* [Aim of the exercise]:
All lines of the material below that include the string "Cash" are to be copied.

* [Available data]:
===
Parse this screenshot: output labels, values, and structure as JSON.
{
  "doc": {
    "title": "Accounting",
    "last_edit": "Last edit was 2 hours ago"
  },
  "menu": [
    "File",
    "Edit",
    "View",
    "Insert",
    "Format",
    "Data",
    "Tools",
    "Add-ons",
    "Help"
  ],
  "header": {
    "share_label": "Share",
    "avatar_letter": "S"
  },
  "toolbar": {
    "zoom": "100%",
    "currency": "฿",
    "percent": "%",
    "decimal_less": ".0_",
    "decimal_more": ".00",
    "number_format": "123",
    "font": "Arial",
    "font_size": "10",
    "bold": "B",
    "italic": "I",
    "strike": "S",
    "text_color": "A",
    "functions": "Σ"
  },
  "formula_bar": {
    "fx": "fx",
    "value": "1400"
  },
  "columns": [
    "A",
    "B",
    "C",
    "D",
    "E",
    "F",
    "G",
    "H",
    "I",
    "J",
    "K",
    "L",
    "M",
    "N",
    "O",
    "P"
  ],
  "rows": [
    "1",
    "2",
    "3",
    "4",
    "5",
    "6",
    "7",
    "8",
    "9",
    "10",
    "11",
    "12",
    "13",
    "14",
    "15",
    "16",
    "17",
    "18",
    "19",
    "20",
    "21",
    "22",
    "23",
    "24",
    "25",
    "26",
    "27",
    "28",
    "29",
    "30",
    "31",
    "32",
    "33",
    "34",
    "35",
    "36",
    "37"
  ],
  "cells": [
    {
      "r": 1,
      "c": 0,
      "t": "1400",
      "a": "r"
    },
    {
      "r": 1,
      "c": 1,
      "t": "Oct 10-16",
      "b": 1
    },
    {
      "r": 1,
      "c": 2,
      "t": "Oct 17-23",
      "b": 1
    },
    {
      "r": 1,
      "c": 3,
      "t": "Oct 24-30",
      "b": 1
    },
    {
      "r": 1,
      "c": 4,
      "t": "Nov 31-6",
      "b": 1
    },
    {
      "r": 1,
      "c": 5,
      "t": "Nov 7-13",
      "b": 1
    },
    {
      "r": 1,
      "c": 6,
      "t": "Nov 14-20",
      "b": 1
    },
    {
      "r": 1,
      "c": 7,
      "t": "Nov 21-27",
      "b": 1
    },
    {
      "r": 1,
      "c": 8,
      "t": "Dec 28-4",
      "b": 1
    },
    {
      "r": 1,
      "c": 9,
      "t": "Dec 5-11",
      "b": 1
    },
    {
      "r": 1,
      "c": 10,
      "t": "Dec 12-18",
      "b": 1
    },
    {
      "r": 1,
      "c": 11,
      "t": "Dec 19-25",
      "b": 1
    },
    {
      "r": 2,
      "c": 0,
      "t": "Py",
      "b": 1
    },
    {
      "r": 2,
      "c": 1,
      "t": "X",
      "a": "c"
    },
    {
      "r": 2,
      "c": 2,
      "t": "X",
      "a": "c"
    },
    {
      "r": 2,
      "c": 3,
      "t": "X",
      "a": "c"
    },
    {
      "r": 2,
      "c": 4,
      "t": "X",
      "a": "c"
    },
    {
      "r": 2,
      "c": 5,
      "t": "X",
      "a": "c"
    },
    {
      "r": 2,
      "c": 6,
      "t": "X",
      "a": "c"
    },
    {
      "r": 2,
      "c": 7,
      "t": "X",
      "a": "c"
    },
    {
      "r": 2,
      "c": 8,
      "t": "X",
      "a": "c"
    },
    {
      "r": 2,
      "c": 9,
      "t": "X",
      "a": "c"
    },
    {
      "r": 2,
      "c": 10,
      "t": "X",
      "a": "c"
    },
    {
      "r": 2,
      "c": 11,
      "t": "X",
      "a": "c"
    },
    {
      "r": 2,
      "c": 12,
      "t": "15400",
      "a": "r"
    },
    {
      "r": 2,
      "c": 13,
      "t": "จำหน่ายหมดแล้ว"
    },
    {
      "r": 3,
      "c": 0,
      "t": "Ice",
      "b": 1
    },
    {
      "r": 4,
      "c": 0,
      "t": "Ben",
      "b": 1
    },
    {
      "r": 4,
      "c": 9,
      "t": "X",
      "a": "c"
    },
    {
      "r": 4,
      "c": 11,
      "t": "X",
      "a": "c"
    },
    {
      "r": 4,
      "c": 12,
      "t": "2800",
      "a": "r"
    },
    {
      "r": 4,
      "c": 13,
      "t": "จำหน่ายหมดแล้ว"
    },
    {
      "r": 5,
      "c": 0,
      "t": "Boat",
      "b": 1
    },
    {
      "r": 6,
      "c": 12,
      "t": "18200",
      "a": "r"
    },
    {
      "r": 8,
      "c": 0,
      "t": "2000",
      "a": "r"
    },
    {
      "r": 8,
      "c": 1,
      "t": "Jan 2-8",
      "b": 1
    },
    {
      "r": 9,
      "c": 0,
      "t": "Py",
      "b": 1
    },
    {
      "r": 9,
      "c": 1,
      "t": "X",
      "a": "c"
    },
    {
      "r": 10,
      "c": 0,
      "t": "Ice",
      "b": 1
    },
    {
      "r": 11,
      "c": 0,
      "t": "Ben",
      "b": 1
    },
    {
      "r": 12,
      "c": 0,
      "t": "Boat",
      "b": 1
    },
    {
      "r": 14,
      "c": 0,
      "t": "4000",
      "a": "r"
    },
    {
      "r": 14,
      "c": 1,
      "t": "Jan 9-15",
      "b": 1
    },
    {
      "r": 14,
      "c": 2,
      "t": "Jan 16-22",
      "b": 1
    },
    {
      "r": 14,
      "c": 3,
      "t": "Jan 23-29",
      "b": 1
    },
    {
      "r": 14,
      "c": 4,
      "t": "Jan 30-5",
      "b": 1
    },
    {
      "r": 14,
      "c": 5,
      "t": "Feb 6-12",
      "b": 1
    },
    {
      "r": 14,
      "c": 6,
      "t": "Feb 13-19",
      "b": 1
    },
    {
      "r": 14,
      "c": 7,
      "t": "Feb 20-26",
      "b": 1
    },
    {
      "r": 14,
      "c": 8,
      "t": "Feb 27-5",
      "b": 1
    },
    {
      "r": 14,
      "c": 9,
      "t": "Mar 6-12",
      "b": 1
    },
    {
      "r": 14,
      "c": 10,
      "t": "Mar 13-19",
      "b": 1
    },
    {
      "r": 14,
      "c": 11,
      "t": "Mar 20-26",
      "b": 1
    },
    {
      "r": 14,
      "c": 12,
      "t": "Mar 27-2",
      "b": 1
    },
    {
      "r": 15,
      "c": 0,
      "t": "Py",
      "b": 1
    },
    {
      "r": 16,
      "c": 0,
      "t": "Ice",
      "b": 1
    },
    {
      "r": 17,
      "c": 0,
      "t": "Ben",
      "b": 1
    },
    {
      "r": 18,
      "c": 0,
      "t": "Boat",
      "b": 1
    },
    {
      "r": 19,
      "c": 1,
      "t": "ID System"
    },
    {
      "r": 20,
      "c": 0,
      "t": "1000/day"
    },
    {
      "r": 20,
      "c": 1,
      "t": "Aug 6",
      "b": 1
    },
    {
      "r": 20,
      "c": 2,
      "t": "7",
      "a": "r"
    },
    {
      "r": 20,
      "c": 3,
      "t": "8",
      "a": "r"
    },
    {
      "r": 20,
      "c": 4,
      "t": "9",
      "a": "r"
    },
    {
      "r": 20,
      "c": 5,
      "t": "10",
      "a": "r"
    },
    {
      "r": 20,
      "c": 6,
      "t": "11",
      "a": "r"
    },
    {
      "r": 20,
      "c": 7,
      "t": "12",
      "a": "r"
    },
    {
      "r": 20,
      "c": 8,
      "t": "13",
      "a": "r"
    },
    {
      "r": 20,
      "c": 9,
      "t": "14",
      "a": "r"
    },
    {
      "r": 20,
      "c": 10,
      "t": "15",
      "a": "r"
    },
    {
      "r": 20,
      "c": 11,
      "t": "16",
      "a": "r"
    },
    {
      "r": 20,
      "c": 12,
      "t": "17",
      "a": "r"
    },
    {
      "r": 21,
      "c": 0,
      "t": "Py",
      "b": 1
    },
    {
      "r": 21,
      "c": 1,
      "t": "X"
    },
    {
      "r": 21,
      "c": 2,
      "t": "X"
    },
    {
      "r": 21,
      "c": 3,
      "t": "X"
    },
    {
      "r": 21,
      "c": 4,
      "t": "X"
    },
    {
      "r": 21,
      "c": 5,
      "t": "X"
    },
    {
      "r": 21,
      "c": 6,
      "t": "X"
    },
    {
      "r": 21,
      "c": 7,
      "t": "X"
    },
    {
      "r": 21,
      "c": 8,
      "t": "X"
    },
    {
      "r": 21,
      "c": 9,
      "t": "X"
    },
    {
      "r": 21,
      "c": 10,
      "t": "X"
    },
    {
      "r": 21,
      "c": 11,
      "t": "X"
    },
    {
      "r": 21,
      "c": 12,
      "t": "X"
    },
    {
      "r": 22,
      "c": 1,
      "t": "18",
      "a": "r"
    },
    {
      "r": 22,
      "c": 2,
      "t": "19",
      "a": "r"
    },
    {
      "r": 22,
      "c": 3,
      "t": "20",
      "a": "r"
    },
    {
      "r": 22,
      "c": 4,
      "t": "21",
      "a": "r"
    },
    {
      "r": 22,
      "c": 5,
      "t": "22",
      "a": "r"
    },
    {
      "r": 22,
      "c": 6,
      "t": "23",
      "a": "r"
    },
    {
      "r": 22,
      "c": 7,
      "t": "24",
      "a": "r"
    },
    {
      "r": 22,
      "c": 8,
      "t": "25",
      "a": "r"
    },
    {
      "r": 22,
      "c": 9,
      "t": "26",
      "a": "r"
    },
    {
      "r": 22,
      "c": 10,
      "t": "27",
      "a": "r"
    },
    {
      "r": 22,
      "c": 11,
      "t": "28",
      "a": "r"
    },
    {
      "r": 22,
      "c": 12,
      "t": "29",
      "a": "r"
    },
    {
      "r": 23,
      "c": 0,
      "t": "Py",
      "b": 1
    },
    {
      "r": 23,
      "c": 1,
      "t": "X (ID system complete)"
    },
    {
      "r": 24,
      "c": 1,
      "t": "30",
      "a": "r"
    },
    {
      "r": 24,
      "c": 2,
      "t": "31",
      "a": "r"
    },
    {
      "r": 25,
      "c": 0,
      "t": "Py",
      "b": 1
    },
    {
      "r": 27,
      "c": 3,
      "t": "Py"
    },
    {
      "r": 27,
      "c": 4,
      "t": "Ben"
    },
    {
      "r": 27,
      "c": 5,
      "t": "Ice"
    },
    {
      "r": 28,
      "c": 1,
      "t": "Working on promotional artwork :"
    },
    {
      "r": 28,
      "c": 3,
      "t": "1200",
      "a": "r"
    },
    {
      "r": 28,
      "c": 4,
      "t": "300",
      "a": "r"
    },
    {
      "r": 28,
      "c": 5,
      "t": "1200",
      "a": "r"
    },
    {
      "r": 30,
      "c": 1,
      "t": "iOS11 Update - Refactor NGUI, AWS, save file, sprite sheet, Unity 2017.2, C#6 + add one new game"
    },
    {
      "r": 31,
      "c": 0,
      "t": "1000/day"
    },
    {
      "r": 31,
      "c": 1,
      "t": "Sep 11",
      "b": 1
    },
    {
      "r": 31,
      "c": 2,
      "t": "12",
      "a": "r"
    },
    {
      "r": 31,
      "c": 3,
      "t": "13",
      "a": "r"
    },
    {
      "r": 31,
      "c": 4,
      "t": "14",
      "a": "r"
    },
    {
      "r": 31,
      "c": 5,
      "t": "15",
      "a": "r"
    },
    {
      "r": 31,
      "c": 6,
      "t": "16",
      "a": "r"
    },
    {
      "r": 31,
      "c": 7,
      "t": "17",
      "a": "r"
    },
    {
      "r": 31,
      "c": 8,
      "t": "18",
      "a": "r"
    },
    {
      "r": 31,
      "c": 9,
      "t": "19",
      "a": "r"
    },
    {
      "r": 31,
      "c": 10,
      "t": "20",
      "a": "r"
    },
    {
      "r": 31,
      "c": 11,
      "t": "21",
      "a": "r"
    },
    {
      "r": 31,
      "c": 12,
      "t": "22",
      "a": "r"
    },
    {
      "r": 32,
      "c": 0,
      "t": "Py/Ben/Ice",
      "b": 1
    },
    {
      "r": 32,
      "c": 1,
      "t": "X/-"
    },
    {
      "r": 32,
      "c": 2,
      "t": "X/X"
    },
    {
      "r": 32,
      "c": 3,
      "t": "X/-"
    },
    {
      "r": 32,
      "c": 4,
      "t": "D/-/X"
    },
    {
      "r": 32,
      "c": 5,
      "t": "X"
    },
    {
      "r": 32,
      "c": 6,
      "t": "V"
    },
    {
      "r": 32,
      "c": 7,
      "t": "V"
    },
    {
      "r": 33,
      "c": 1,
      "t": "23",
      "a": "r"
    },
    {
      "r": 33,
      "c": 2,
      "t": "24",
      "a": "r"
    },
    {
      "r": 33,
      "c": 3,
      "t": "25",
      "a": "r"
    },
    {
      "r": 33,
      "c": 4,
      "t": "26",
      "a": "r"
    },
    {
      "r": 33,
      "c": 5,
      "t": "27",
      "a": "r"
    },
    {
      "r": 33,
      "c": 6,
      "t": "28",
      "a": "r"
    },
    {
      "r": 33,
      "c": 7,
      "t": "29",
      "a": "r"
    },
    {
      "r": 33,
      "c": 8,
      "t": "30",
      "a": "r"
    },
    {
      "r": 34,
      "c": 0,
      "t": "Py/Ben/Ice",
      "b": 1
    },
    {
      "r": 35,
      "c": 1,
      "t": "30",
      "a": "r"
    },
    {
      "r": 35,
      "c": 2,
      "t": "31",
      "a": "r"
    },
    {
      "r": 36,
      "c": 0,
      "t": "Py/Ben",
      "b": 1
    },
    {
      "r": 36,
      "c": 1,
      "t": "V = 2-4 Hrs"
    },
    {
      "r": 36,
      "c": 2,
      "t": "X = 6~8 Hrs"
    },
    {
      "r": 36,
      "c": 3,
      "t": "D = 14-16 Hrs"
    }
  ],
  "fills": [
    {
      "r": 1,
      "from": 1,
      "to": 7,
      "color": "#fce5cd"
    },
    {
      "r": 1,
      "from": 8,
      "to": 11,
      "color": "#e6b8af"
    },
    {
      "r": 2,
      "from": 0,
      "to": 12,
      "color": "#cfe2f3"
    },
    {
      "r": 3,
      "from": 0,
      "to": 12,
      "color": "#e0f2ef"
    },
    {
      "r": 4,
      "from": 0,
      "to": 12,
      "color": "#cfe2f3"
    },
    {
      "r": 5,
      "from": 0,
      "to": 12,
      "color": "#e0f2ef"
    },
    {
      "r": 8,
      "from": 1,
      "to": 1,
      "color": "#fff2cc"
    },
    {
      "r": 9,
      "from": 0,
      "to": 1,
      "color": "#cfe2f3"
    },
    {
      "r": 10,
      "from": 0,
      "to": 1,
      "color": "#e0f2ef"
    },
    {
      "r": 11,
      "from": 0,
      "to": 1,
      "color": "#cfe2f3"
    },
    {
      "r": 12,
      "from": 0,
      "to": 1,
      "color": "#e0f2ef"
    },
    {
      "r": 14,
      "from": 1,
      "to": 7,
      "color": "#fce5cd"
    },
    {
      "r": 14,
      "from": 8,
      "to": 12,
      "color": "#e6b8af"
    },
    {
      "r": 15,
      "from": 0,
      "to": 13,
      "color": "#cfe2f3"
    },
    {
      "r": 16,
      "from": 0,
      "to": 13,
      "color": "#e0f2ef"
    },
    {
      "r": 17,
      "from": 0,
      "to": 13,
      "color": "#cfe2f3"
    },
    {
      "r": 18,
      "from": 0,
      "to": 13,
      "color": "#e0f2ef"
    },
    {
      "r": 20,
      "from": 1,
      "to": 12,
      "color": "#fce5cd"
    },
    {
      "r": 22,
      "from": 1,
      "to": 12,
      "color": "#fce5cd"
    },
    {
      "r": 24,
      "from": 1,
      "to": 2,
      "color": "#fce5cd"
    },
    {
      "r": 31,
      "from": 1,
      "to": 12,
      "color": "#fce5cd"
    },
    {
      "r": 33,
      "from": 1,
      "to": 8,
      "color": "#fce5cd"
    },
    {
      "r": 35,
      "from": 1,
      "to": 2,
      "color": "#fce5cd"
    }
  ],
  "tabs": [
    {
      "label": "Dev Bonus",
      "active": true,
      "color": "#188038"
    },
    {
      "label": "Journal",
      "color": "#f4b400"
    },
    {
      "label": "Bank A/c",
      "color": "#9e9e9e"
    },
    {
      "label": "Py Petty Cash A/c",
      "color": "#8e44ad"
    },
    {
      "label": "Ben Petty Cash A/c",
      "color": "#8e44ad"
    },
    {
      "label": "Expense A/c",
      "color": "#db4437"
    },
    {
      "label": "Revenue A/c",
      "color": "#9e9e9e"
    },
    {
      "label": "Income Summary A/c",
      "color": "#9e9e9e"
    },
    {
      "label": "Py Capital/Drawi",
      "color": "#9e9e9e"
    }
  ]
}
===
* [Finished task]:
      "label": "Py Petty Cash A/c",
      "label": "Ben Petty Cash A/c",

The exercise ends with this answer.